For Lowe’s, the message works on multiple levels, according to Lamb.
“ ‘Never Stop Improving’ is not just a tagline — it reflects our customer’s mind-set about their homes and their lives,” he said. Watching the commercials, consumers have felt “motivated,” “inspired,” “confident” and “energized.”
But more than that, Lamb said, the campaign is a “brand promise and our rallying cry for employees as we bring a continual stream of innovations to market over the next several years, like MyLowes.” MyLowes will soon be an online tool for consumers to manage their home products. It’s expected to launch next month.
The new Lowe’s campaign hits the air as the company’s comp-store performance trails its chief rival Home Depot. It comes at a time of unprecedented economic uncertainty. It comes as Wall Street is looking for signs from Mooresville, N.C., that the second largest home improvement retailer can extract results from its initiatives.
The “Never Stop Improving” campaign is a good start.
There is no monopoly on improvement. In this current issue, Fort Wayne, Ind.-based Do it Best Corp. — a company whose very name is a demanding slogan for improvement — shared some of its growth initiatives and some of its high-performing retailers as examples of “extreme growth.” And Mark Baker talks about improvements to the 80-year-old Orchard Supply Hardware.
“Never Stop Improving” is a mind-set that some of the best operators bring to their stores.

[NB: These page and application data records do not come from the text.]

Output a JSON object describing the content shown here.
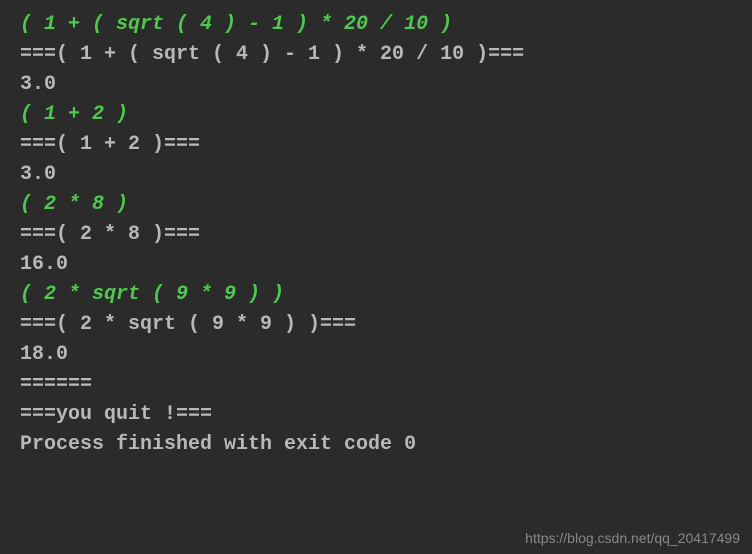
{
  "terminal": {
    "blocks": [
      {
        "input": "( 1 + ( sqrt ( 4 ) - 1 ) * 20 / 10 )",
        "echo": "===( 1 + ( sqrt ( 4 ) - 1 ) * 20 / 10 )===",
        "result": "3.0"
      },
      {
        "input": "( 1 + 2 )",
        "echo": "===( 1 + 2 )===",
        "result": "3.0"
      },
      {
        "input": "( 2 * 8 )",
        "echo": "===( 2 * 8 )===",
        "result": "16.0"
      },
      {
        "input": "( 2 * sqrt ( 9 * 9 ) )",
        "echo": "===( 2 * sqrt ( 9 * 9 ) )===",
        "result": "18.0"
      }
    ],
    "footer": {
      "separator": "======",
      "quit_message": "===you quit !===",
      "blank": "",
      "exit_message": "Process finished with exit code 0"
    }
  },
  "watermark": "https://blog.csdn.net/qq_20417499"
}
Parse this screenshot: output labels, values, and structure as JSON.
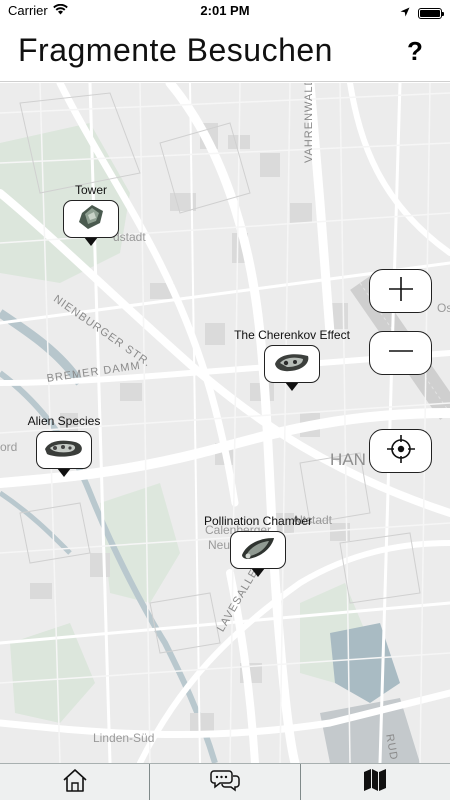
{
  "status_bar": {
    "carrier": "Carrier",
    "time": "2:01 PM",
    "battery_level": 1.0
  },
  "header": {
    "title": "Fragmente Besuchen",
    "help_label": "?"
  },
  "map": {
    "streets": {
      "vahrenwalder": "VAHRENWALD",
      "nienburger": "NIENBURGER STR.",
      "bremer_damm": "BREMER DAMM",
      "lavesallee": "LAVESALLE"
    },
    "districts": {
      "nordstadt": "dstadt",
      "calenberger": "Calenberger",
      "neustadt": "Neustadt",
      "altstadt": "Altstadt",
      "linden_sued": "Linden-Süd",
      "ford": "ord",
      "os": "Os",
      "rud": "RUD"
    },
    "city": "HAN",
    "colors": {
      "background": "#ececec",
      "green": "#d6e4d6",
      "water": "#a8bcc4",
      "road": "#ffffff",
      "building": "#dcdcdc"
    }
  },
  "fragments": [
    {
      "title": "Tower",
      "icon": "tower-fragment-icon"
    },
    {
      "title": "The Cherenkov Effect",
      "icon": "cherenkov-fragment-icon"
    },
    {
      "title": "Alien Species",
      "icon": "alien-species-fragment-icon"
    },
    {
      "title": "Pollination Chamber",
      "icon": "pollination-chamber-fragment-icon"
    }
  ],
  "controls": {
    "zoom_in": "plus-icon",
    "zoom_out": "minus-icon",
    "locate": "crosshair-icon"
  },
  "tabs": [
    {
      "name": "home",
      "icon": "home-icon",
      "active": false
    },
    {
      "name": "chat",
      "icon": "chat-bubbles-icon",
      "active": false
    },
    {
      "name": "map",
      "icon": "map-icon",
      "active": true
    }
  ]
}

It’s not a matter of national security. But it’s definitely serious business.
— Ken Clark